## What is needed
In this exercise, return only the lines that run from the line with "Enumerate this screenshot's" to the end of the entries below, both included. Pictures are not copied.

## Stored entries
------------------------------------------------------------
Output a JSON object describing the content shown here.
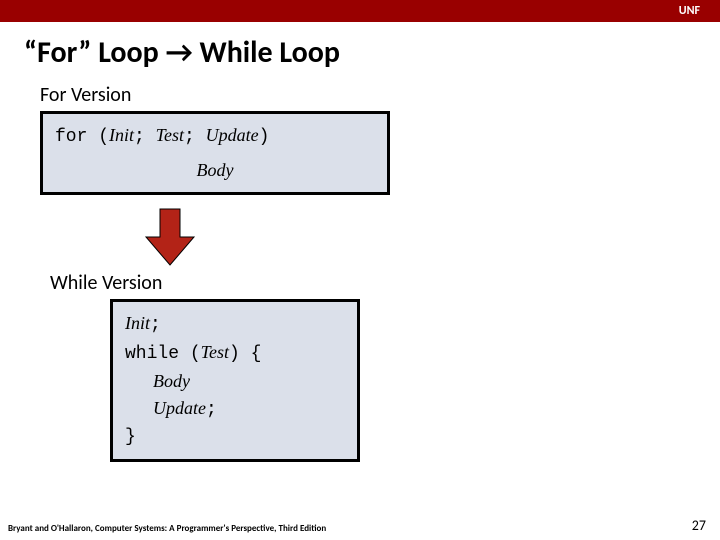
{
  "header": {
    "tag": "UNF"
  },
  "title": {
    "quote_open": "“",
    "word_for": "For",
    "quote_close": "”",
    "loop1": " Loop ",
    "arrow": "→",
    "loop2": " While Loop"
  },
  "for_section": {
    "label": "For Version",
    "kw_for": "for ",
    "lparen": "(",
    "init": "Init",
    "semi1": "; ",
    "test": "Test",
    "semi2": "; ",
    "update": "Update",
    "rparen": ")",
    "body": "Body"
  },
  "while_section": {
    "label": "While Version",
    "init": "Init",
    "semi_init": ";",
    "kw_while": "while ",
    "lparen": "(",
    "test": "Test",
    "rparen": ") ",
    "lbrace": "{",
    "body": "Body",
    "update": "Update",
    "semi_update": ";",
    "rbrace": "}"
  },
  "footer": {
    "left": "Bryant and O'Hallaron, Computer Systems: A Programmer's Perspective, Third Edition",
    "page": "27"
  },
  "colors": {
    "accent": "#990000",
    "arrow": "#b32317"
  }
}
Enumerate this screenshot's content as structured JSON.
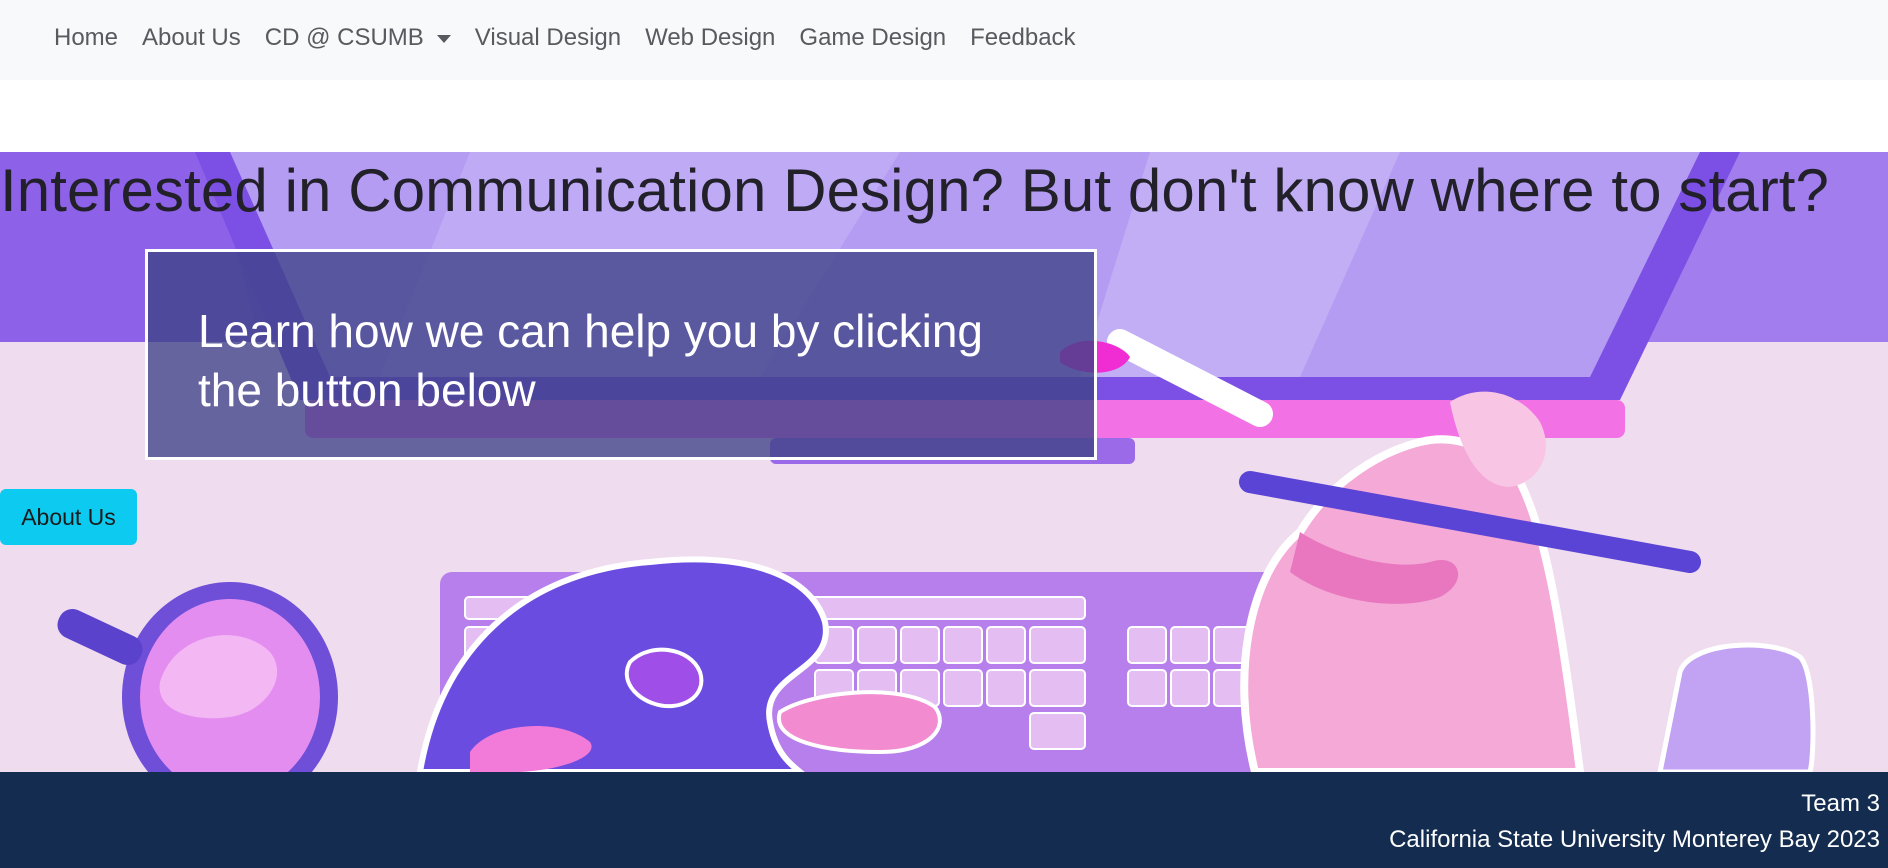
{
  "nav": {
    "items": [
      {
        "label": "Home"
      },
      {
        "label": "About Us"
      },
      {
        "label": "CD @ CSUMB"
      },
      {
        "label": "Visual Design"
      },
      {
        "label": "Web Design"
      },
      {
        "label": "Game Design"
      },
      {
        "label": "Feedback"
      }
    ]
  },
  "hero": {
    "title": "Interested in Communication Design? But don't know where to start?",
    "box_text": "Learn how we can help you by clicking the button below",
    "button_label": "About Us",
    "illustration_icon": "desk-illustration"
  },
  "footer": {
    "team": "Team 3",
    "university": "California State University Monterey Bay 2023"
  },
  "colors": {
    "navbar_bg": "#f8f9fa",
    "button": "#0dcaf0",
    "footer_bg": "#132c4f",
    "hero_purple": "#8e62e8"
  }
}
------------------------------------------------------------
## Answer for this exercise
Enumerate this screenshot's content as structured JSON.
{
  "nav": {
    "items": [
      {
        "label": "Home"
      },
      {
        "label": "About Us"
      },
      {
        "label": "CD @ CSUMB"
      },
      {
        "label": "Visual Design"
      },
      {
        "label": "Web Design"
      },
      {
        "label": "Game Design"
      },
      {
        "label": "Feedback"
      }
    ]
  },
  "hero": {
    "title": "Interested in Communication Design? But don't know where to start?",
    "box_text": "Learn how we can help you by clicking the button below",
    "button_label": "About Us",
    "illustration_icon": "desk-illustration"
  },
  "footer": {
    "team": "Team 3",
    "university": "California State University Monterey Bay 2023"
  },
  "colors": {
    "navbar_bg": "#f8f9fa",
    "button": "#0dcaf0",
    "footer_bg": "#132c4f",
    "hero_purple": "#8e62e8"
  }
}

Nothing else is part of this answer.